"That's what I'm asking you," she said, shaking her head in resignation. Marcus thought, Here it is, mate. But then she went on, "There could be many reasons, he's what, thirty-five? Meaning he was in Hogwarts in the seventies, so he must have been like twenty-five when the thing with You-Know-Who went down, meaning—"

"Oh," Sebastian was clapping his hands excitedly. "Ooooh, you cant think... You don't possibly think that—"

A defiant and obstinate look came over Hermione Bourbon's face. "Well, it's not completely impossible, is it? He seems so bitter about everything and the dates coincide."

"Could be an isolated incident. You're reading too much into it. It's just Snape being Snape."

"By definition, an isolated incident is isolated. You haven't seen it, he really, really hates Harry."

"There must be a reason. It's a small world down here, I can give you the names of at least two kids that my own grown-ass parents would hate on sight, just because of bad relations."

"They've never met before," the girl dismissed. "Given the difference between the two families' geography, occupations, and lifestyle, what are the odds that their only common point is a famous homicidal maniac?"

"Supposing what you say is true," Sebastian continued relentlessly, "how in the world was a convict allowed to teach for all these years? Most of these guys are behind bars or laying low in their manors. And more importantly, what's the endgame? Bloody killing the kid?"

"Very unlikely, given that you're talking about a murder, which, at least in Harry's case, would occur in a castle full of trained teachers. A disorganised idiot might have the impulsiveness for such an attack, and Professor Snape's not an idiot. He would take the time to scout out the risks."

"So what, the bullying is part of some elaborate methodical plan?"

They started talking really fast about murder plans and wizarding wars but in Marcus's mind, they might as well be discussing the floo network in third world countries. "Mind explaining to the rest of us what the hell you're talking about?"

"Shut up, Marcus," Sebastian said irritably before turning back to the first-year. "Look, taking down somebody far-famed, under the nose of Dumbledore, just out of revenge, in a span of a year—long shot. That kind of bloodlust toward one kid, combined with such high-level control..." His voice trailed off. "I can't picture it. It doesn't fit."

"But a full grown man randomly deciding to make a child's life hell, going out of his way to do so, said child just happening to be Harry Potter—that makes sense?"

"Coincidences happen."

"It's not a coincidence!"

"Then, what?"

"We need information. I know: we'll ask around. What a great idea! Wish I would have thought of it!"

"Now she's all mad and sarcastic," Sebastian sing-sang. "You're lucky I'm a curious person, I'll help. Well, Marcky will help and I'll help him help!"

"What do you want me to look for?" Marcus asked. Because what the hell, humouring the two lunatics seemed like the safest option here.

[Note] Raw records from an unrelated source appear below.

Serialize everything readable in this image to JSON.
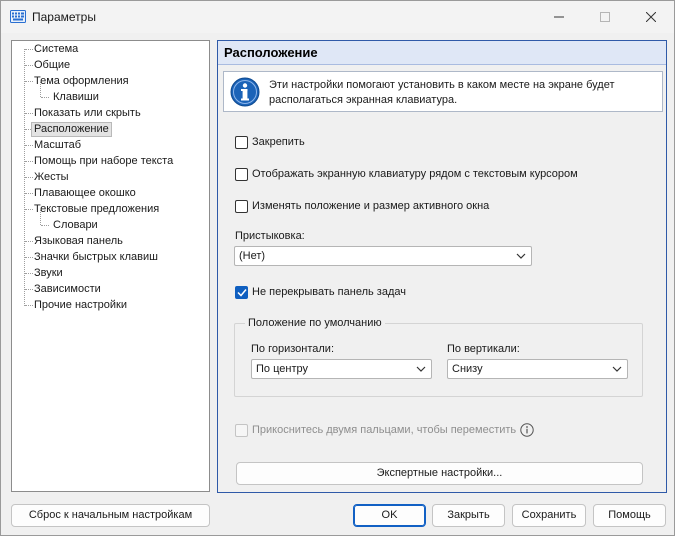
{
  "window": {
    "title": "Параметры",
    "icon": "keyboard-icon",
    "controls": [
      "minimize-icon",
      "maximize-icon",
      "close-icon"
    ]
  },
  "tree": {
    "items": [
      {
        "label": "Система",
        "level": 0
      },
      {
        "label": "Общие",
        "level": 0
      },
      {
        "label": "Тема оформления",
        "level": 0
      },
      {
        "label": "Клавиши",
        "level": 1
      },
      {
        "label": "Показать или скрыть",
        "level": 0
      },
      {
        "label": "Расположение",
        "level": 0,
        "selected": true
      },
      {
        "label": "Масштаб",
        "level": 0
      },
      {
        "label": "Помощь при наборе текста",
        "level": 0
      },
      {
        "label": "Жесты",
        "level": 0
      },
      {
        "label": "Плавающее окошко",
        "level": 0
      },
      {
        "label": "Текстовые предложения",
        "level": 0
      },
      {
        "label": "Словари",
        "level": 1
      },
      {
        "label": "Языковая панель",
        "level": 0
      },
      {
        "label": "Значки быстрых клавиш",
        "level": 0
      },
      {
        "label": "Звуки",
        "level": 0
      },
      {
        "label": "Зависимости",
        "level": 0
      },
      {
        "label": "Прочие настройки",
        "level": 0
      }
    ]
  },
  "panel": {
    "title": "Расположение",
    "info_text": "Эти настройки помогают установить в каком месте на экране будет располагаться экранная клавиатура.",
    "pin": {
      "label": "Закрепить",
      "checked": false
    },
    "near_cursor": {
      "label": "Отображать экранную клавиатуру рядом с текстовым курсором",
      "checked": false
    },
    "resize_active": {
      "label": "Изменять положение и размер активного окна",
      "checked": false
    },
    "docking": {
      "label": "Пристыковка:",
      "value": "(Нет)"
    },
    "no_overlap_taskbar": {
      "label": "Не перекрывать панель задач",
      "checked": true
    },
    "default_position": {
      "title": "Положение по умолчанию",
      "horizontal_label": "По горизонтали:",
      "horizontal_value": "По центру",
      "vertical_label": "По вертикали:",
      "vertical_value": "Снизу"
    },
    "two_finger": {
      "label": "Прикоснитесь двумя пальцами, чтобы переместить",
      "checked": false,
      "disabled": true
    },
    "expert_button": "Экспертные настройки..."
  },
  "footer": {
    "reset": "Сброс к начальным настройкам",
    "ok": "OK",
    "close": "Закрыть",
    "save": "Сохранить",
    "help": "Помощь"
  },
  "colors": {
    "accent": "#0f5fc0",
    "panel_header_bg": "#dfe7f6",
    "panel_border": "#2f5aa8"
  }
}
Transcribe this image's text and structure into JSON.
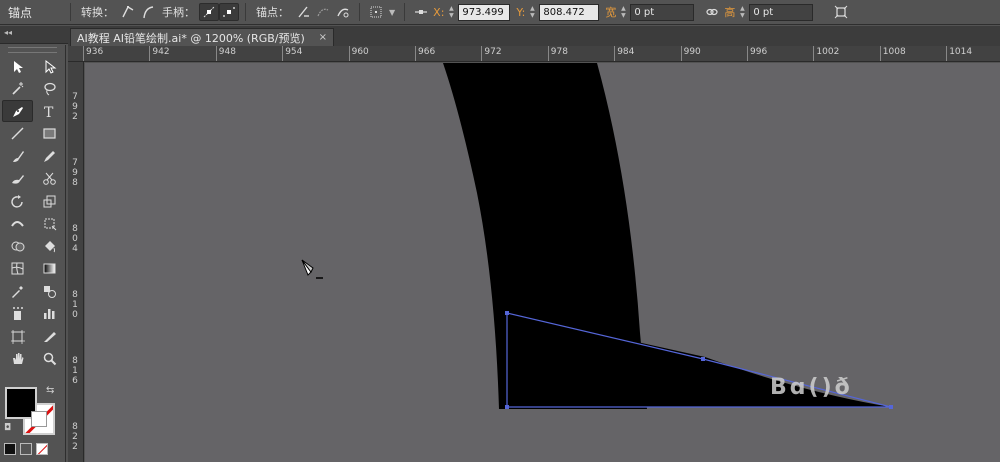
{
  "control_bar": {
    "title": "锚点",
    "convert_label": "转换：",
    "handles_label": "手柄：",
    "anchors_label": "锚点：",
    "x_label": "X:",
    "x_value": "973.499",
    "y_label": "Y:",
    "y_value": "808.472",
    "width_label": "宽",
    "width_value": "0 pt",
    "height_label": "高",
    "height_value": "0 pt"
  },
  "tabs": {
    "panel_head": "◂◂",
    "document_tab": "AI教程 AI铅笔绘制.ai* @ 1200% (RGB/预览)",
    "close": "×"
  },
  "ruler": {
    "top_ticks": [
      "936",
      "942",
      "948",
      "954",
      "960",
      "966",
      "972",
      "978",
      "984",
      "990",
      "996",
      "1002",
      "1008",
      "1014"
    ],
    "left_ticks": [
      "792",
      "798",
      "804",
      "810",
      "816",
      "822"
    ]
  },
  "toolbox": {
    "tools": [
      [
        "selection-tool-icon",
        "direct-selection-tool-icon"
      ],
      [
        "magic-wand-tool-icon",
        "lasso-tool-icon"
      ],
      [
        "pen-tool-icon",
        "type-tool-icon"
      ],
      [
        "line-segment-tool-icon",
        "rectangle-tool-icon"
      ],
      [
        "paintbrush-tool-icon",
        "pencil-tool-icon"
      ],
      [
        "blob-brush-tool-icon",
        "scissors-tool-icon"
      ],
      [
        "rotate-tool-icon",
        "scale-tool-icon"
      ],
      [
        "width-tool-icon",
        "free-transform-tool-icon"
      ],
      [
        "shape-builder-tool-icon",
        "live-paint-bucket-tool-icon"
      ],
      [
        "mesh-tool-icon",
        "gradient-tool-icon"
      ],
      [
        "eyedropper-tool-icon",
        "blend-tool-icon"
      ],
      [
        "symbol-sprayer-tool-icon",
        "column-graph-tool-icon"
      ],
      [
        "artboard-tool-icon",
        "slice-tool-icon"
      ],
      [
        "hand-tool-icon",
        "zoom-tool-icon"
      ]
    ],
    "fill_color": "#000000",
    "stroke_color": "none"
  },
  "canvas": {
    "background": "#656467",
    "overlay_text": "Bɑ()ð"
  }
}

Hermione's brown eyes got big as saucers as she ripped a parchment and quickly scribbled on it, muttering, "Obviously family relations... Maybe records, letters? Or pictures? If your parents know anything—"

Marcus snagged the paper. "Fine, whatever," he said. "But if you tell anyone, I'll rip your ears off and staple them to your neck."

Hermione beamed at him. "Oh, thank you so much! I'll leave you alone now. Have a good evening!"

"Yeah." Like it's been amazing so far. "You too."